This can become quite specific with where the access point and laptop are located. If the aerial is vertical then it radiates equally out in all directions horizintally - you get no coverage off the end of the aerial (vertically up or down). Similarly, if you place the aerial horizontally then you have no coverage off the ends of the aerial.

If your laptop card is anything like the norm, then the aerial will be horizontal along the exposed end of the card. The optimum is to have both antenna parallel.

It gets tricky if you have several WiFi devices and more than one access point.

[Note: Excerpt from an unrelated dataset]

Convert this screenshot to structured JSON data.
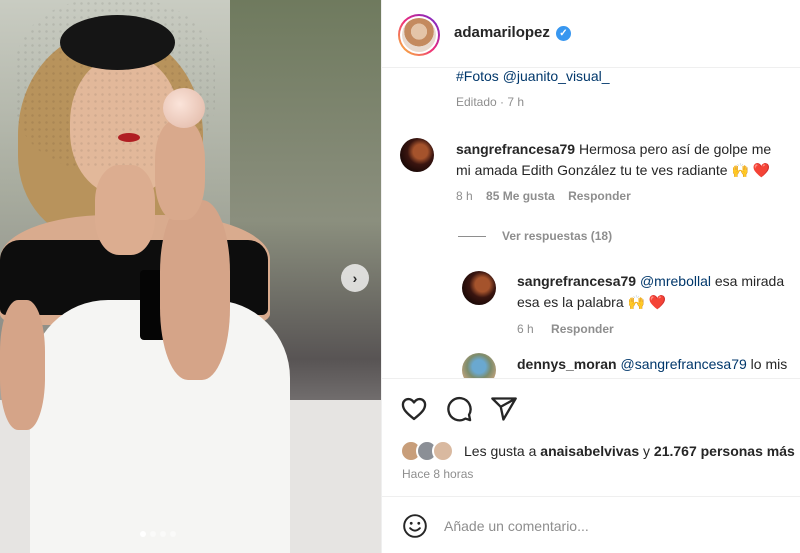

If coverage is a real issue, you may need to get one of the newer MIMO WiFi access points which utilise one of the features (rake filters) of CDMA technology to improve coverage.

regards, Ian